August 31, 2015
Mohall? Hmm. Could it be a generous donor who wants to help our project?
Caller: Is this the Stone Bank?
Caller: Do you cash checks?
SB: (Thoughtful pause). Well, we take checks as contributions, but we are not a bank. We are restoring a historic bank building.
Caller: So, you don’t cash checks?
Caller: Do you know where I could cash a check?
Well, of course, I offered a couple of suggestions. We always try to be helpful at the Stone Bank.
We are NOT a bank, but we are restoring Bottineau’s first bank.
Now we need your help to pay our contractors and put the building back together again.
We will take your check (donations only) at Touchstones, Inc., P.O. Box 272, Bottineau, ND 58318.
Any amount will help. It all goes directly to the restoration project to match our grants and pay our contractors.
We need to enclose the back of the building in 2015. Your gift will mean a lot and it is tax deductible.
August 3, 2015
This year’s progress on the Stone Bank project is encouraging, and the restoration work might merit even larger matching grants in the near future, State Historical Society Architectural Historian Lorna Meidinger said today in Bottineau.

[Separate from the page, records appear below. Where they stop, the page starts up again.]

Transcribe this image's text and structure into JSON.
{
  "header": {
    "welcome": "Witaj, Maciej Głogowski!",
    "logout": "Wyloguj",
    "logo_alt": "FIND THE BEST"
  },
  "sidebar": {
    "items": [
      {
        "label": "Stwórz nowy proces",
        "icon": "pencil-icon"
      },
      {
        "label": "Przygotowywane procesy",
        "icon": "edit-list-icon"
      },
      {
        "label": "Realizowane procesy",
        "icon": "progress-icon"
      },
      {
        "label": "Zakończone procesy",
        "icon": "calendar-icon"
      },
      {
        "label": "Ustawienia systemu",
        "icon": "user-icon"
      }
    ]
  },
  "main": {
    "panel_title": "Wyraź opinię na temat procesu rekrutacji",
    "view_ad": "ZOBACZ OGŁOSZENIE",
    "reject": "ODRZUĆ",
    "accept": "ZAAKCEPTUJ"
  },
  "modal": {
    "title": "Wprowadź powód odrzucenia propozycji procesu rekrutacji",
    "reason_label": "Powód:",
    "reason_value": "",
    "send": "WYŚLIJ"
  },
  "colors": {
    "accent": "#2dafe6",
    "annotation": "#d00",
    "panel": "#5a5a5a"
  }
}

“It sure looks different now. You just keep making progress,” Meidinger said today, nearly three years after her last site visit to the Stone Bank project. “Not every (restoration) project keeps going. People get anxious and discouraged.”
Meidinger said she was happy to see that the Stone Bank project is now well into its construction phase, not just destruction any longer. She climbed down onto the basement’s new concrete floor with embedded heating coils and inspected the concrete block walls that will support the stone facade. She agreed it will be crucial to build the rest of the concrete walls and extend the new roof over the back 29 feet of the building before the snow flies this year.
Meidinger also toured the interior of the original 1900 structure and agreed that it would be relatively easy to take down the partition walls and open the space for a bright and airy cafe or meeting rooms. The architectural historian gave her approval to all of the scraping, priming and painting of Stone Bank window frames that a group of 12 visiting Fulbright Scholars did last summer.
“Volunteers aren’t always that careful with their work,” she said.
More help could be on the way from Bismarck, Meidinger said, noting that she and others are pushing for the State Historical Society of North Dakota to raise its $20,000 ceiling for annual matching grants. The Stone Bank project has already garnered two $20,000 grants and one $15,000 grant from the SHSND, but all grants from the state must be matched with donations of money or labor from the community.
Currently, the need for private donations is urgent, because if we can’t afford to finish the block walls and back roof before winter, ice will start to damage the basement walls and flooring already installed this year. So please send your tax-deductible contributions to P.O. Box 272, Bottineau, N.D. 58318 or use the PayPal or Razoo links to the right to put it on your credit card.
August 1, 2015